First there were pirate taxis and now there is Uber Technologies, Inc. The San Francisco, California,-based firm uses a smartphone app to enlist local drivers to convey passengers.
Uber has begun to develop its service in Costa Rica, and the government and licensed taxi drivers are not happy.
The company is claiming it is a private enterprise outside of government control. But maybe not for long.
The situation came up in the legislature Monday when Rolando González Ulloa said that fellow lawmakers should analyze the service.
Licensed taxi drivers have to be heavily insured and present their vehicles for inspection twice a year.
Porteadores have been protesting with blockades because the government has reduced the permits it will issue. The government really plans to run them out of business.

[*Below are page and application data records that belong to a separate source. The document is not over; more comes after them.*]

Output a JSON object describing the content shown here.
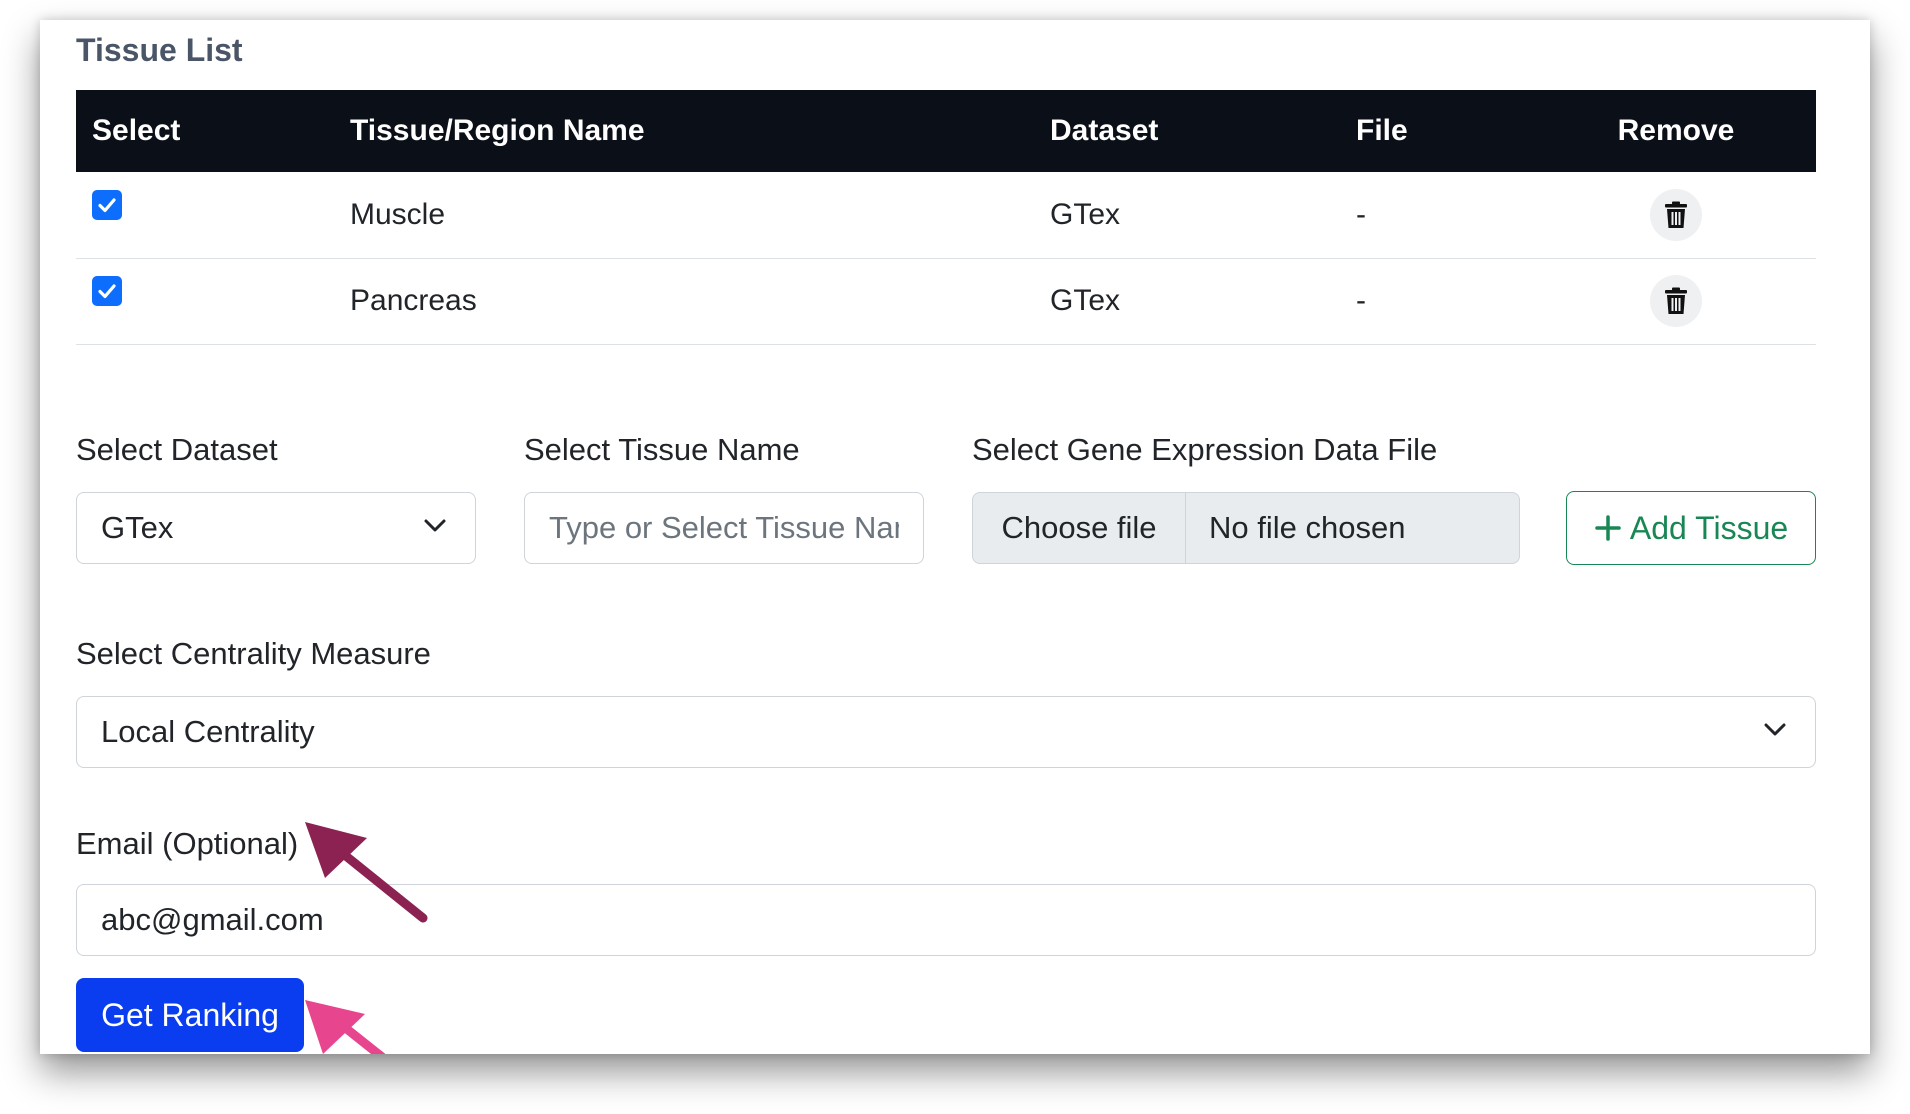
{
  "tissue_list": {
    "title": "Tissue List",
    "columns": [
      "Select",
      "Tissue/Region Name",
      "Dataset",
      "File",
      "Remove"
    ],
    "rows": [
      {
        "selected": true,
        "name": "Muscle",
        "dataset": "GTex",
        "file": "-"
      },
      {
        "selected": true,
        "name": "Pancreas",
        "dataset": "GTex",
        "file": "-"
      }
    ]
  },
  "form": {
    "dataset_label": "Select Dataset",
    "dataset_value": "GTex",
    "tissue_label": "Select Tissue Name",
    "tissue_placeholder": "Type or Select Tissue Name",
    "file_label": "Select Gene Expression Data File",
    "file_button": "Choose file",
    "file_status": "No file chosen",
    "add_tissue": "Add Tissue",
    "centrality_label": "Select Centrality Measure",
    "centrality_value": "Local Centrality",
    "email_label": "Email (Optional)",
    "email_value": "abc@gmail.com",
    "submit": "Get Ranking"
  },
  "colors": {
    "header_bg": "#0b0f17",
    "checkbox": "#0d6efd",
    "add_button": "#198754",
    "primary_button": "#0a3df0",
    "arrow_email": "#8b2252",
    "arrow_button": "#e8458f"
  },
  "icons": {
    "checkbox": "check-icon",
    "remove": "trash-icon",
    "dropdown": "chevron-down-icon",
    "add": "plus-icon",
    "annotation": "arrow-icon"
  }
}
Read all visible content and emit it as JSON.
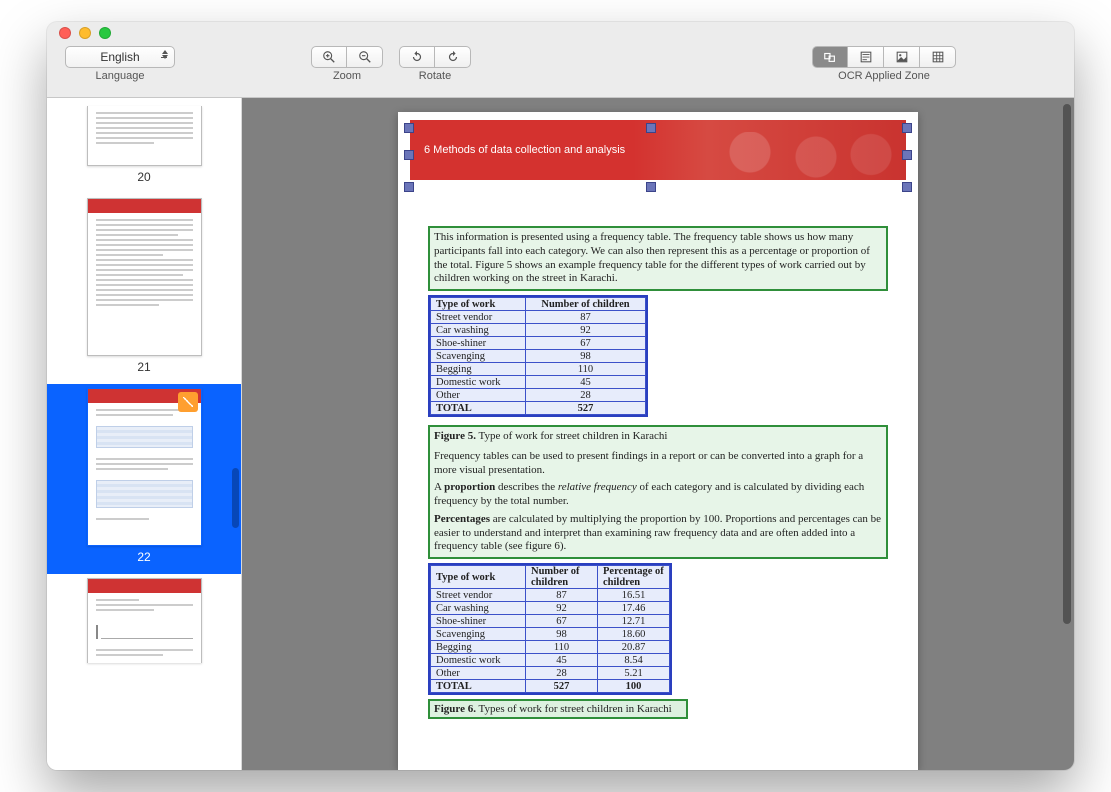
{
  "toolbar": {
    "language": {
      "value": "English",
      "label": "Language"
    },
    "zoom": {
      "label": "Zoom"
    },
    "rotate": {
      "label": "Rotate"
    },
    "ocr": {
      "label": "OCR Applied Zone"
    }
  },
  "thumbnails": [
    {
      "num": "20"
    },
    {
      "num": "21"
    },
    {
      "num": "22",
      "selected": true
    }
  ],
  "page": {
    "banner": "6 Methods of data collection and analysis",
    "para1": "This information is presented using a frequency table. The frequency table shows us how many participants fall into each category. We can also then represent this as a percentage or proportion of the total. Figure 5 shows an example frequency table for the different types of work carried out by children working on the street in Karachi.",
    "table1": {
      "headers": [
        "Type of work",
        "Number of children"
      ],
      "rows": [
        [
          "Street vendor",
          "87"
        ],
        [
          "Car washing",
          "92"
        ],
        [
          "Shoe-shiner",
          "67"
        ],
        [
          "Scavenging",
          "98"
        ],
        [
          "Begging",
          "110"
        ],
        [
          "Domestic work",
          "45"
        ],
        [
          "Other",
          "28"
        ]
      ],
      "total": [
        "TOTAL",
        "527"
      ]
    },
    "fig5_label": "Figure 5.",
    "fig5_text": " Type of work for street children in Karachi",
    "para2a": "Frequency tables can be used to present findings in a report or can be converted into a graph for a more visual presentation.",
    "para2b_pre": "A ",
    "para2b_bold": "proportion",
    "para2b_mid": " describes the ",
    "para2b_ital": "relative frequency",
    "para2b_post": " of each category and is calculated by dividing each frequency by the total number.",
    "para2c_bold": "Percentages",
    "para2c_post": " are calculated by multiplying the proportion by 100. Proportions and percentages can be easier to understand and interpret than examining raw frequency data and are often added into a frequency table (see figure 6).",
    "table2": {
      "headers": [
        "Type of work",
        "Number of children",
        "Percentage of children"
      ],
      "rows": [
        [
          "Street vendor",
          "87",
          "16.51"
        ],
        [
          "Car washing",
          "92",
          "17.46"
        ],
        [
          "Shoe-shiner",
          "67",
          "12.71"
        ],
        [
          "Scavenging",
          "98",
          "18.60"
        ],
        [
          "Begging",
          "110",
          "20.87"
        ],
        [
          "Domestic work",
          "45",
          "8.54"
        ],
        [
          "Other",
          "28",
          "5.21"
        ]
      ],
      "total": [
        "TOTAL",
        "527",
        "100"
      ]
    },
    "fig6_label": "Figure 6.",
    "fig6_text": " Types of work for street children in Karachi"
  }
}
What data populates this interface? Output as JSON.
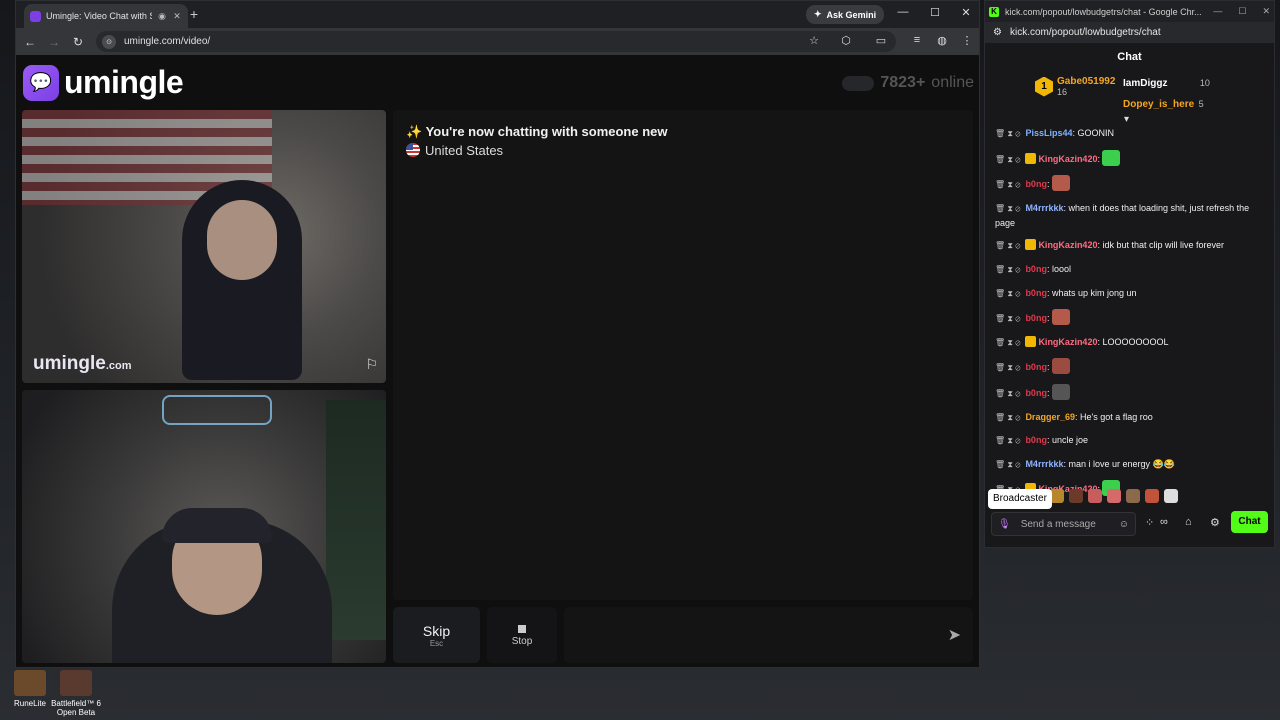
{
  "browser": {
    "tab_title": "Umingle: Video Chat with S",
    "gemini_label": "Ask Gemini",
    "url": "umingle.com/video/"
  },
  "page": {
    "logo_word": "umingle",
    "online_count": "7823+",
    "online_label": "online",
    "watermark": "umingle",
    "watermark_suffix": ".com",
    "system_message": "You're now chatting with someone new",
    "country": "United States",
    "skip_label": "Skip",
    "skip_key": "Esc",
    "stop_label": "Stop"
  },
  "popout": {
    "window_title": "kick.com/popout/lowbudgetrs/chat - Google Chr...",
    "url": "kick.com/popout/lowbudgetrs/chat",
    "header": "Chat",
    "gifters": [
      {
        "name": "Gabe051992",
        "count": "16",
        "rank": "1"
      },
      {
        "name": "IamDiggz",
        "count": "10"
      },
      {
        "name": "Dopey_is_here",
        "count": "5"
      }
    ],
    "messages": [
      {
        "user": "PissLips44",
        "text": "GOONIN",
        "color": "#7fb3ff"
      },
      {
        "user": "KingKazin420",
        "text": "",
        "color": "#ff6b81",
        "crown": true,
        "emote": "#3ccf4e"
      },
      {
        "user": "b0ng",
        "text": "",
        "color": "#e0394b",
        "emote": "#b35a4a"
      },
      {
        "user": "M4rrrkkk",
        "text": "when it does that loading shit, just refresh the page",
        "color": "#8fb4ff"
      },
      {
        "user": "KingKazin420",
        "text": "idk but that clip will live forever",
        "color": "#ff6b81",
        "crown": true
      },
      {
        "user": "b0ng",
        "text": "loool",
        "color": "#e0394b"
      },
      {
        "user": "b0ng",
        "text": "whats up kim jong un",
        "color": "#e0394b"
      },
      {
        "user": "b0ng",
        "text": "",
        "color": "#e0394b",
        "emote": "#b35a4a"
      },
      {
        "user": "KingKazin420",
        "text": "LOOOOOOOOL",
        "color": "#ff6b81",
        "crown": true
      },
      {
        "user": "b0ng",
        "text": "",
        "color": "#e0394b",
        "emote": "#9b4b3f"
      },
      {
        "user": "b0ng",
        "text": "",
        "color": "#e0394b",
        "emote": "#555"
      },
      {
        "user": "Dragger_69",
        "text": "He's got a flag roo",
        "color": "#f5a623"
      },
      {
        "user": "b0ng",
        "text": "uncle joe",
        "color": "#e0394b"
      },
      {
        "user": "M4rrrkkk",
        "text": "man i love ur energy 😂😂",
        "color": "#8fb4ff"
      },
      {
        "user": "KingKazin420",
        "text": "",
        "color": "#ff6b81",
        "crown": true,
        "emote": "#3ccf4e"
      }
    ],
    "broadcaster_label": "Broadcaster",
    "input_placeholder": "Send a message",
    "chat_button": "Chat"
  },
  "desktop": {
    "icons": [
      {
        "label": "RuneLite"
      },
      {
        "label": "Battlefield™ 6 Open Beta"
      }
    ]
  }
}
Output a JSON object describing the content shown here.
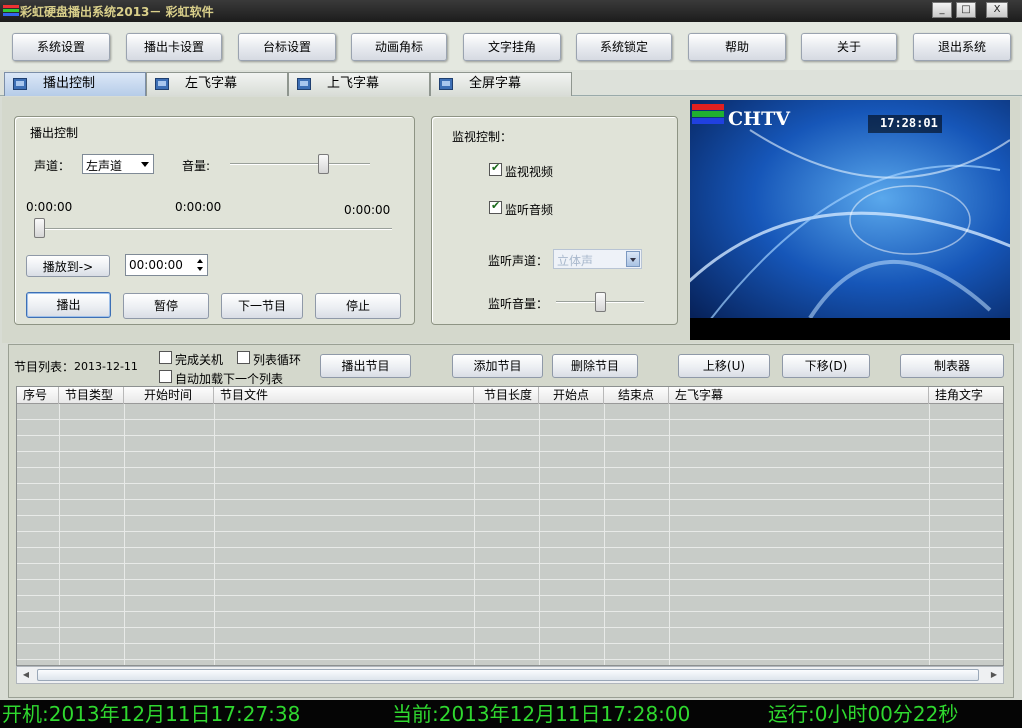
{
  "window": {
    "title": "彩虹硬盘播出系统2013－ 彩虹软件",
    "minimize_label": "_",
    "maximize_label": "□",
    "close_label": "X"
  },
  "toolbar": {
    "buttons": [
      "系统设置",
      "播出卡设置",
      "台标设置",
      "动画角标",
      "文字挂角",
      "系统锁定",
      "帮助",
      "关于",
      "退出系统"
    ]
  },
  "tabs": [
    "播出控制",
    "左飞字幕",
    "上飞字幕",
    "全屏字幕"
  ],
  "playback": {
    "group_title": "播出控制",
    "channel_label": "声道：",
    "channel_value": "左声道",
    "volume_label": "音量:",
    "volume_level": 0.68,
    "time_start": "0:00:00",
    "time_mid": "0:00:00",
    "time_end": "0:00:00",
    "progress": 0.0,
    "seek_button": "播放到->",
    "seek_time": "00:00:00",
    "play_button": "播出",
    "pause_button": "暂停",
    "next_button": "下一节目",
    "stop_button": "停止"
  },
  "monitor": {
    "group_title": "监视控制：",
    "video_label": "监视视频",
    "video_checked": true,
    "audio_label": "监听音频",
    "audio_checked": true,
    "channel_label": "监听声道：",
    "channel_value": "立体声",
    "volume_label": "监听音量：",
    "volume_level": 0.5
  },
  "preview": {
    "logo_text": "CHTV",
    "clock": "17:28:01"
  },
  "playlist": {
    "label": "节目列表：",
    "date": "2013-12-11",
    "shutdown_label": "完成关机",
    "shutdown_checked": false,
    "loop_label": "列表循环",
    "loop_checked": false,
    "autoload_label": "自动加载下一个列表",
    "autoload_checked": false,
    "play_button": "播出节目",
    "add_button": "添加节目",
    "delete_button": "删除节目",
    "up_button": "上移(U)",
    "down_button": "下移(D)",
    "schedule_button": "制表器",
    "columns": [
      "序号",
      "节目类型",
      "开始时间",
      "节目文件",
      "节目长度",
      "开始点",
      "结束点",
      "左飞字幕",
      "挂角文字"
    ]
  },
  "status": {
    "boot": "开机:2013年12月11日17:27:38",
    "current": "当前:2013年12月11日17:28:00",
    "running": "运行:0小时00分22秒"
  },
  "colors": {
    "status_text": "#2fd82f",
    "status_bg": "#050505",
    "titlebar_bg": "#2a2a2a"
  }
}
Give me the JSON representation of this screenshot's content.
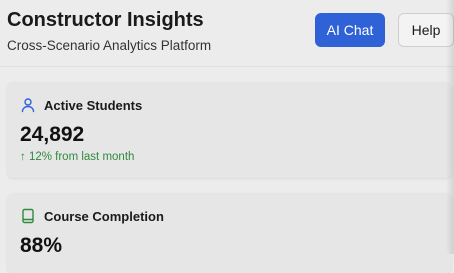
{
  "header": {
    "title": "Constructor Insights",
    "subtitle": "Cross-Scenario Analytics Platform",
    "ai_chat_label": "AI Chat",
    "help_label": "Help"
  },
  "cards": [
    {
      "icon": "user-icon",
      "icon_color": "#2e62d6",
      "label": "Active Students",
      "value": "24,892",
      "trend": "↑ 12% from last month",
      "trend_color": "#2e8b3d"
    },
    {
      "icon": "book-icon",
      "icon_color": "#2e8b3d",
      "label": "Course Completion",
      "value": "88%"
    }
  ],
  "colors": {
    "accent": "#2e62d6",
    "positive": "#2e8b3d",
    "background": "#ececec",
    "card_background": "#e6e6e6"
  }
}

There already are smartphone apps that can contact taxi drivers in Costa Rica. Uber has been the target of protests all over the world, yet it has amassed billions in market value.
The company also has a policy of jacking up the prices in peak hours. Costa Rican taxi drivers have fixed rates issued by the Autoridad Reguladora de Servicios Públicos. The conflict almost certainly will end up in court.